Jennifer Nowak's first English teaching adventure in Bolivia was in 2011. The month she spent teaching tour guides there had such an impact on her that this year, she decided to take Mount Royal's ACE TESOL Certificate, an introductory program for those interested in teaching English to adults, and then to return to Bolivia for a longer stay.

Both years, the program was coordinated by Cathie Aalders-Taylor, also a graduate of the ACE TESOL Certificate at Mount Royal. Jennifer and the other Canadian volunteers went to Rurrenabaque, "a small, relatively undeveloped town at the edge of the Amazon jungle and pampas" and "a jumping off point for tourists who want to visit these areas." Their goal was to help local people involved in the tourism industry to improve their language skills. Here is what Jennifer had to say about her initial impressions of Rurre:

"The flight from La Paz to Rurre is very exciting and impressive. It takes 45 minutes to drop from 4000 meters to 200 meters. On the way, the plane travels so closely to a snow-covered peak, you feel you can reach out and touch it. The scenery changes dramatically to verdant jungle-covered mountains as one approaches Rurre. The plane must descend so rapidly to land that you can see out the cockpit window from your seat at the back."

This year, the volunteers also taught in the small village of SanClassroom door in the middle of the Bolivian Jungle Miguel, a 45 minute boat ride up the Beni river from Rurrenabaque. There, Jennifer taught in "an open-air community hall, with a thatched roof and partial bamboo walls.
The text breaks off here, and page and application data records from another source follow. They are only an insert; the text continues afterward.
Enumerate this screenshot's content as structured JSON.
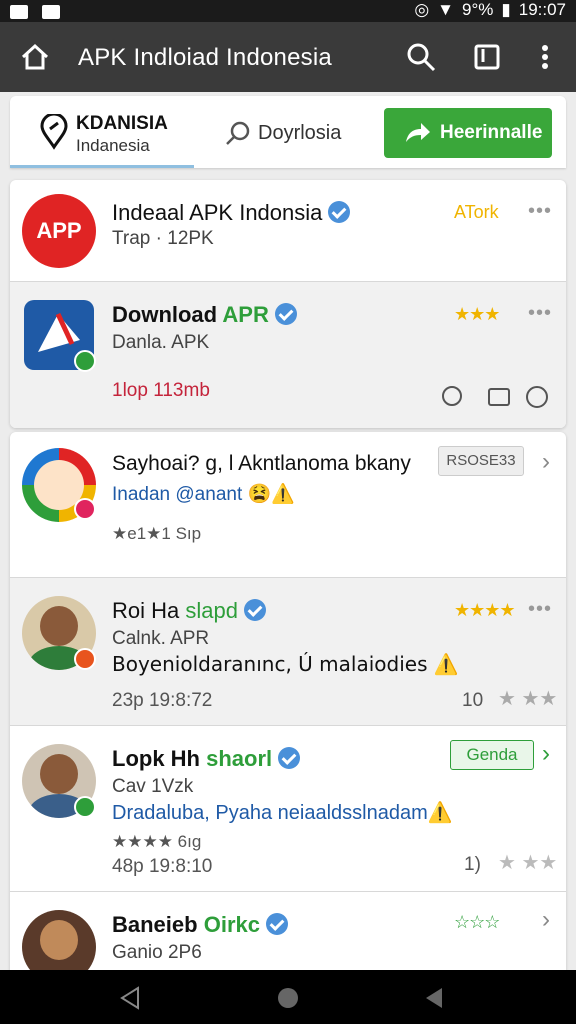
{
  "status": {
    "battery": "9°%",
    "time": "19::07"
  },
  "appbar": {
    "title": "APK Indloiad Indonesia"
  },
  "tabs": {
    "tab1_top": "KDANISIA",
    "tab1_bottom": "Indanesia",
    "tab2": "Doyrlosia",
    "button": "Heerinnalle"
  },
  "items": [
    {
      "name": "Indeaal APK Indonsia",
      "sub": "Trap · 12PK",
      "tag": "ATork"
    },
    {
      "name": "Download",
      "name_accent": "APR",
      "sub": "Danla. APK",
      "meta": "1lop  113mb",
      "stars": "★★★"
    },
    {
      "name": "Sayhoai? g, l Akntlanoma bkany",
      "sub": "Inadan @anant 😫⚠️",
      "rating": "★e1★1 Sıp",
      "tag": "RSOSE33"
    },
    {
      "name": "Roi Ha",
      "name_accent": "slapd",
      "sub": "Calnk. APR",
      "desc": "Boyenioldaranınc, Ú malaiodies ⚠️",
      "meta": "23p  19:8:72",
      "count": "10",
      "stars": "★★★★"
    },
    {
      "name": "Lopk Hh",
      "name_accent": "shaorl",
      "sub": "Cav  1Vzk",
      "desc": "Dradaluba, Pyaha neiaaldsslnadam⚠️",
      "rating": "★★★★ 6ıg",
      "meta": "48p  19:8:10",
      "count": "1)",
      "tag": "Genda"
    },
    {
      "name": "Baneieb",
      "name_accent": "Oirkc",
      "sub": "Ganio  2P6",
      "stars": "☆☆☆"
    }
  ],
  "colors": {
    "accent_green": "#3aa73a",
    "verify_blue": "#4a90d9",
    "star": "#f0b400"
  }
}
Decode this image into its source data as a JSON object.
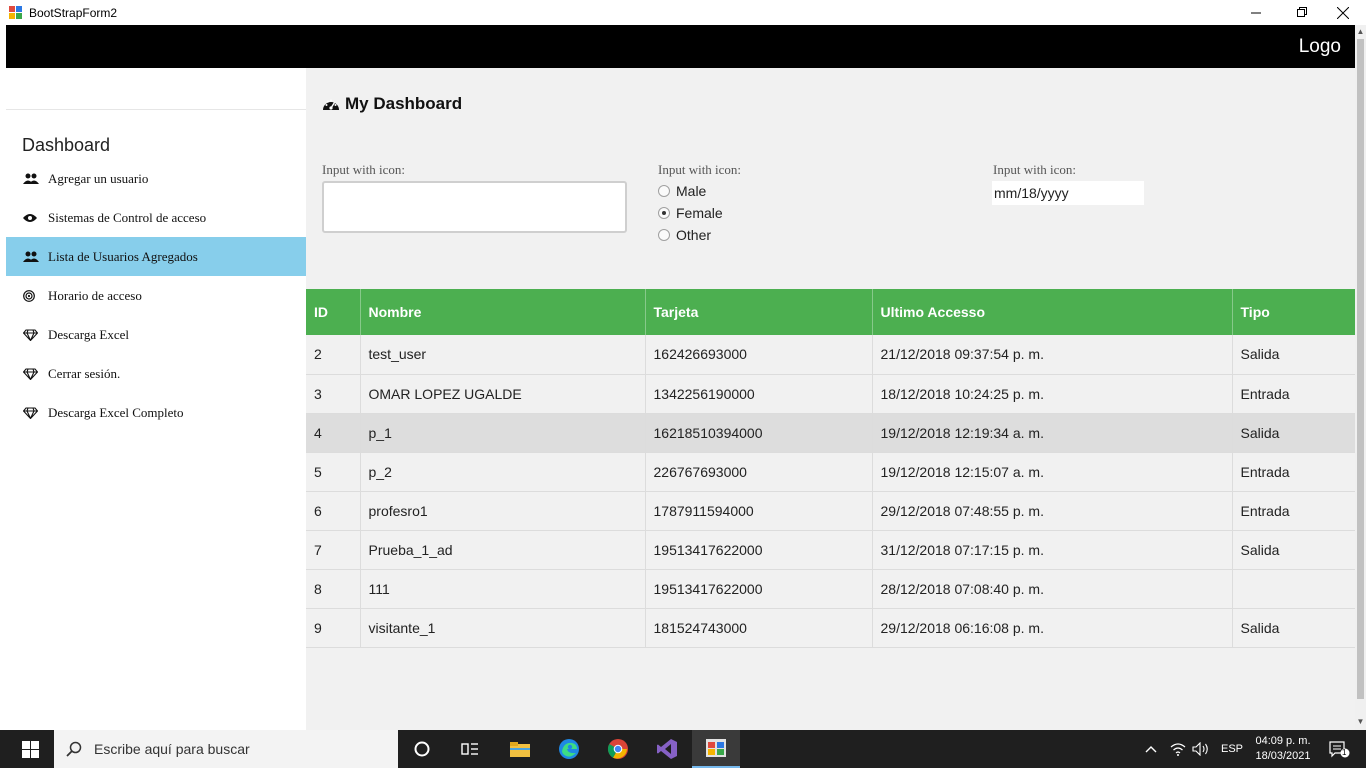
{
  "window": {
    "title": "BootStrapForm2",
    "minimize": "—",
    "restore": "❐",
    "close": "✕"
  },
  "topnav": {
    "logo": "Logo"
  },
  "sidebar": {
    "heading": "Dashboard",
    "items": [
      {
        "label": "Agregar un usuario",
        "icon": "users-icon"
      },
      {
        "label": "Sistemas de Control de acceso",
        "icon": "eye-icon"
      },
      {
        "label": "Lista de Usuarios Agregados",
        "icon": "users-icon",
        "active": true
      },
      {
        "label": "Horario de acceso",
        "icon": "bullseye-icon"
      },
      {
        "label": "Descarga Excel",
        "icon": "diamond-icon"
      },
      {
        "label": "Cerrar sesión.",
        "icon": "diamond-icon"
      },
      {
        "label": "Descarga Excel Completo",
        "icon": "diamond-icon"
      }
    ]
  },
  "main": {
    "title": "My Dashboard",
    "form": {
      "text_label": "Input with icon:",
      "text_value": "",
      "radio_label": "Input with icon:",
      "radio_options": [
        "Male",
        "Female",
        "Other"
      ],
      "radio_selected": "Female",
      "date_label": "Input with icon:",
      "date_value": "mm/18/yyyy"
    },
    "table": {
      "columns": [
        "ID",
        "Nombre",
        "Tarjeta",
        "Ultimo Accesso",
        "Tipo"
      ],
      "rows": [
        [
          "2",
          "test_user",
          "162426693000",
          "21/12/2018 09:37:54 p. m.",
          "Salida"
        ],
        [
          "3",
          "OMAR LOPEZ UGALDE",
          "1342256190000",
          "18/12/2018 10:24:25 p. m.",
          "Entrada"
        ],
        [
          "4",
          "p_1",
          "16218510394000",
          "19/12/2018 12:19:34 a. m.",
          "Salida"
        ],
        [
          "5",
          "p_2",
          "226767693000",
          "19/12/2018 12:15:07 a. m.",
          "Entrada"
        ],
        [
          "6",
          "profesro1",
          "1787911594000",
          "29/12/2018 07:48:55 p. m.",
          "Entrada"
        ],
        [
          "7",
          "Prueba_1_ad",
          "19513417622000",
          "31/12/2018 07:17:15 p. m.",
          "Salida"
        ],
        [
          "8",
          "111",
          "19513417622000",
          "28/12/2018 07:08:40 p. m.",
          ""
        ],
        [
          "9",
          "visitante_1",
          "181524743000",
          "29/12/2018 06:16:08 p. m.",
          "Salida"
        ]
      ],
      "highlighted_row": 2
    }
  },
  "taskbar": {
    "search_placeholder": "Escribe aquí para buscar",
    "lang": "ESP",
    "time": "04:09 p. m.",
    "date": "18/03/2021",
    "notifications": "1"
  },
  "colors": {
    "accent_green": "#4caf50",
    "active_sidebar": "#87ceeb",
    "topnav_bg": "#000000"
  }
}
This allowed the local chickens and dogs to attend class, as well as some of my students' children. I don't know why they bothered to build a door!"

Jennifer credits her teacher training at Mount Royal for helping her to "gain a clearer understanding of the general curriculum areas that are required in order to teach adult English language learners effectively" as well as methods for effective teaching.

Her most memorable moments

"Last year, my most memorable moment was cruising on the river in the pampas with our students. They were able to point out, in English, many of the birds and animals that we had taught them in class.

This year, my class in the village was interrupted by an invasion of army ants. My students (all adult men) advised me that we had to have an unscheduled break for 20 minutes. The ants would swarm the classroom and eat all the bugs, but we needed to allow them to do this undisturbed."

Next year there are plans for an exciting new project which focuses on helping Bolivian English teachers to improve their own English language skills as well as explore new teaching methods. Jennifer is contemplating returning, but she is also considering exploring new places. Her MRU English language teacher training and her experience in Bolivia have opened a world of possibilities for further adventures.

To find out more about Teacher Training Programs at Mount Royal click here.

-Silvia Rossi, August 22, 2012